Poe continued to post online about his intent to dredge in Idaho in opposition to EPA regulations and encouraged others to join him, court records show. After Poe would send out an online post, Idaho Conservation League staff and contractors would head out to Idaho Highway 14 and watch for Poe on the South Fork of the Clearwater River. The Idaho Conservation League submitted numerous photos of Poe’s dredge operation on the river alongside the relevant archived social media posts from Poe as part of the conservation organization’s citizens’ enforcement suit against Poe.

“He was someone who was relatively easy to keep an eye on because he would announce his intention to come up and violate the law and then tell you where he was going to do it,” Oppenheimer said. “Effectively he was inviting someone, whether it was the Forest Service, EPA, DEQ or, in this case, ICL, to come up and enforce this.”

Poe often wrote about dredging in Idaho, court records show.

“Shortly after the Occupy event, (which Poe’s organization the American Mining Rights Association attend), we packed up our two dredges… and headed for our claim about an hour away on the South Fork of the Clearwater to dredge openly in opposition to the EPA,” Poe wrote in one online post, court records indicate.

What is dredge mining and what are some of the regulations in Idaho?

Suction dredge mining is a form of mining where miners use underwater nozzles to suck up material from the riverbed in search of gold, court documents indicate. Often suction dredge miners use floating pontoon boats with a compressor and dive under water using air breathing kits similar to equipment scuba divers would use. The nozzle is powered by a pump and the material sucked up from the riverbed passes through a sluice box that separates out gold and discharges other material back into the river.

Several species of fish listed as threatened under the Endangered Species Act, including Snake River Steelhead trout and Snake River fall Chinook salmon, live in the South Fork of the Clearwater River.
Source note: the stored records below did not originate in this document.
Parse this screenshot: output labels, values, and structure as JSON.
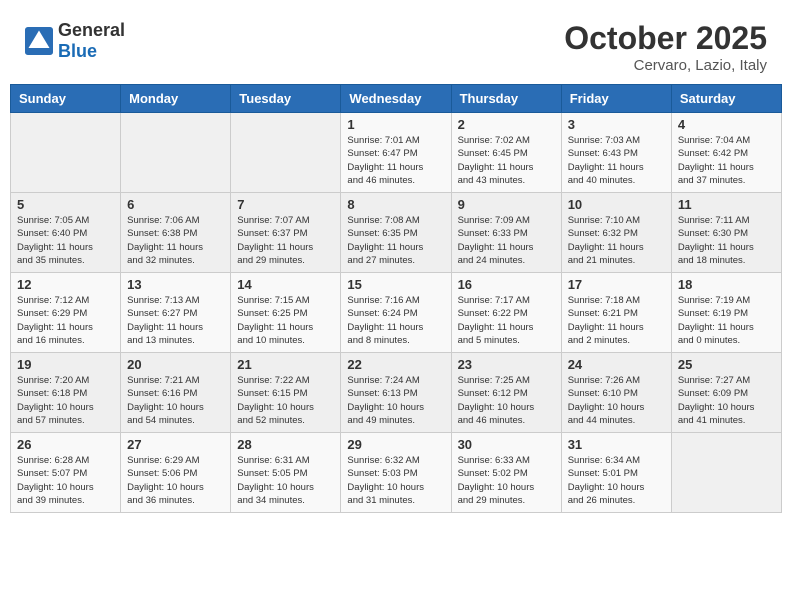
{
  "header": {
    "logo_general": "General",
    "logo_blue": "Blue",
    "month": "October 2025",
    "location": "Cervaro, Lazio, Italy"
  },
  "weekdays": [
    "Sunday",
    "Monday",
    "Tuesday",
    "Wednesday",
    "Thursday",
    "Friday",
    "Saturday"
  ],
  "weeks": [
    [
      {
        "day": "",
        "info": ""
      },
      {
        "day": "",
        "info": ""
      },
      {
        "day": "",
        "info": ""
      },
      {
        "day": "1",
        "info": "Sunrise: 7:01 AM\nSunset: 6:47 PM\nDaylight: 11 hours\nand 46 minutes."
      },
      {
        "day": "2",
        "info": "Sunrise: 7:02 AM\nSunset: 6:45 PM\nDaylight: 11 hours\nand 43 minutes."
      },
      {
        "day": "3",
        "info": "Sunrise: 7:03 AM\nSunset: 6:43 PM\nDaylight: 11 hours\nand 40 minutes."
      },
      {
        "day": "4",
        "info": "Sunrise: 7:04 AM\nSunset: 6:42 PM\nDaylight: 11 hours\nand 37 minutes."
      }
    ],
    [
      {
        "day": "5",
        "info": "Sunrise: 7:05 AM\nSunset: 6:40 PM\nDaylight: 11 hours\nand 35 minutes."
      },
      {
        "day": "6",
        "info": "Sunrise: 7:06 AM\nSunset: 6:38 PM\nDaylight: 11 hours\nand 32 minutes."
      },
      {
        "day": "7",
        "info": "Sunrise: 7:07 AM\nSunset: 6:37 PM\nDaylight: 11 hours\nand 29 minutes."
      },
      {
        "day": "8",
        "info": "Sunrise: 7:08 AM\nSunset: 6:35 PM\nDaylight: 11 hours\nand 27 minutes."
      },
      {
        "day": "9",
        "info": "Sunrise: 7:09 AM\nSunset: 6:33 PM\nDaylight: 11 hours\nand 24 minutes."
      },
      {
        "day": "10",
        "info": "Sunrise: 7:10 AM\nSunset: 6:32 PM\nDaylight: 11 hours\nand 21 minutes."
      },
      {
        "day": "11",
        "info": "Sunrise: 7:11 AM\nSunset: 6:30 PM\nDaylight: 11 hours\nand 18 minutes."
      }
    ],
    [
      {
        "day": "12",
        "info": "Sunrise: 7:12 AM\nSunset: 6:29 PM\nDaylight: 11 hours\nand 16 minutes."
      },
      {
        "day": "13",
        "info": "Sunrise: 7:13 AM\nSunset: 6:27 PM\nDaylight: 11 hours\nand 13 minutes."
      },
      {
        "day": "14",
        "info": "Sunrise: 7:15 AM\nSunset: 6:25 PM\nDaylight: 11 hours\nand 10 minutes."
      },
      {
        "day": "15",
        "info": "Sunrise: 7:16 AM\nSunset: 6:24 PM\nDaylight: 11 hours\nand 8 minutes."
      },
      {
        "day": "16",
        "info": "Sunrise: 7:17 AM\nSunset: 6:22 PM\nDaylight: 11 hours\nand 5 minutes."
      },
      {
        "day": "17",
        "info": "Sunrise: 7:18 AM\nSunset: 6:21 PM\nDaylight: 11 hours\nand 2 minutes."
      },
      {
        "day": "18",
        "info": "Sunrise: 7:19 AM\nSunset: 6:19 PM\nDaylight: 11 hours\nand 0 minutes."
      }
    ],
    [
      {
        "day": "19",
        "info": "Sunrise: 7:20 AM\nSunset: 6:18 PM\nDaylight: 10 hours\nand 57 minutes."
      },
      {
        "day": "20",
        "info": "Sunrise: 7:21 AM\nSunset: 6:16 PM\nDaylight: 10 hours\nand 54 minutes."
      },
      {
        "day": "21",
        "info": "Sunrise: 7:22 AM\nSunset: 6:15 PM\nDaylight: 10 hours\nand 52 minutes."
      },
      {
        "day": "22",
        "info": "Sunrise: 7:24 AM\nSunset: 6:13 PM\nDaylight: 10 hours\nand 49 minutes."
      },
      {
        "day": "23",
        "info": "Sunrise: 7:25 AM\nSunset: 6:12 PM\nDaylight: 10 hours\nand 46 minutes."
      },
      {
        "day": "24",
        "info": "Sunrise: 7:26 AM\nSunset: 6:10 PM\nDaylight: 10 hours\nand 44 minutes."
      },
      {
        "day": "25",
        "info": "Sunrise: 7:27 AM\nSunset: 6:09 PM\nDaylight: 10 hours\nand 41 minutes."
      }
    ],
    [
      {
        "day": "26",
        "info": "Sunrise: 6:28 AM\nSunset: 5:07 PM\nDaylight: 10 hours\nand 39 minutes."
      },
      {
        "day": "27",
        "info": "Sunrise: 6:29 AM\nSunset: 5:06 PM\nDaylight: 10 hours\nand 36 minutes."
      },
      {
        "day": "28",
        "info": "Sunrise: 6:31 AM\nSunset: 5:05 PM\nDaylight: 10 hours\nand 34 minutes."
      },
      {
        "day": "29",
        "info": "Sunrise: 6:32 AM\nSunset: 5:03 PM\nDaylight: 10 hours\nand 31 minutes."
      },
      {
        "day": "30",
        "info": "Sunrise: 6:33 AM\nSunset: 5:02 PM\nDaylight: 10 hours\nand 29 minutes."
      },
      {
        "day": "31",
        "info": "Sunrise: 6:34 AM\nSunset: 5:01 PM\nDaylight: 10 hours\nand 26 minutes."
      },
      {
        "day": "",
        "info": ""
      }
    ]
  ]
}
Oppenheimer and Lucas said suction dredge mining disturbs important habitat for those threatened fish by creating large holes in the riverbed and discharging mine tailings that form in large piles downstream.

Under prior court rulings, Poe is barred from engaging in suction dredge mining in Idaho unless he obtains the required permits and following the applicable limits and regulations. He was also assessed a $150,000 penalty that is payable to the U.S. Treasury, Lucas said.

“(The court decisions are) an important step to ensure our fish are protected and our waters are protected,” Lucas said in a phone interview.

Poe’s legal team at Pacific Legal Foundation argued that suction dredge mining isn’t polluting the river because it is just extracting material from the riverbed and discharging it back into the river, not adding new materials to the river.

“Suction dredging stirs up water but adds nothing to it,” the Pacific Legal Foundation wrote on its website. “Therefore, these miners should be exempt from federal permitting rules.”